*Work order*:
Every record below is to be retyped exactly, with the pictures left out.

*Available records*:
....

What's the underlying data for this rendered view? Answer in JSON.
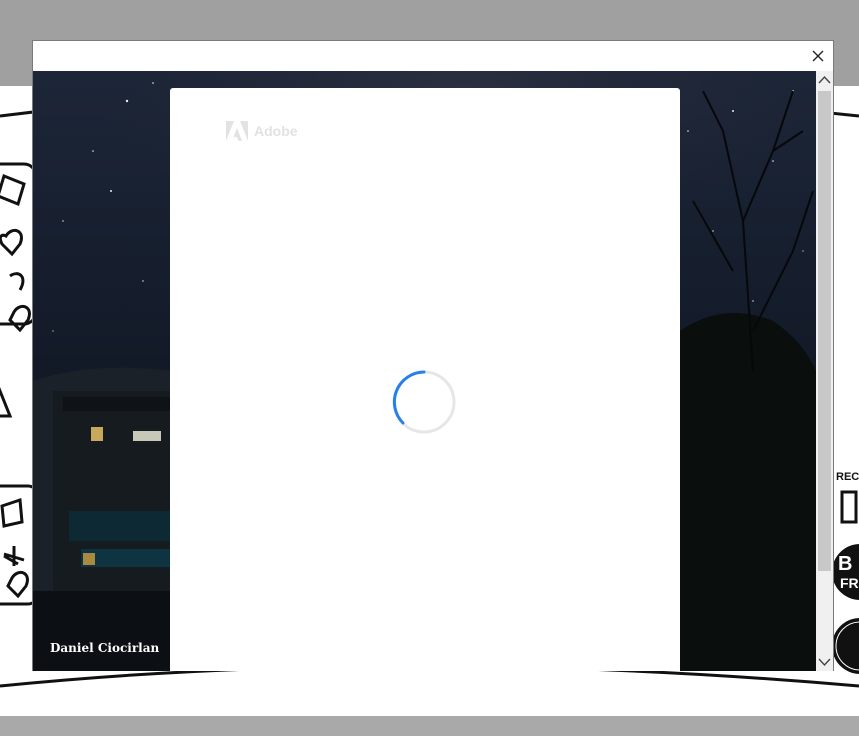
{
  "modal": {
    "close_label": "Close",
    "photo_credit": "Daniel Ciocirlan"
  },
  "card": {
    "logo_text": "Adobe",
    "loading": true
  },
  "colors": {
    "spinner": "#2680eb",
    "sky_top": "#1a2232",
    "sky_bottom": "#050a12"
  },
  "icons": [
    "close-icon",
    "adobe-logo-icon",
    "loading-spinner-icon",
    "chevron-up-icon",
    "chevron-down-icon"
  ]
}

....

*Reply to the task*:
What's the underlying data for this rendered view? Answer in JSON.
{
  "modal": {
    "close_label": "Close",
    "photo_credit": "Daniel Ciocirlan"
  },
  "card": {
    "logo_text": "Adobe",
    "loading": true
  },
  "colors": {
    "spinner": "#2680eb",
    "sky_top": "#1a2232",
    "sky_bottom": "#050a12"
  },
  "icons": [
    "close-icon",
    "adobe-logo-icon",
    "loading-spinner-icon",
    "chevron-up-icon",
    "chevron-down-icon"
  ]
}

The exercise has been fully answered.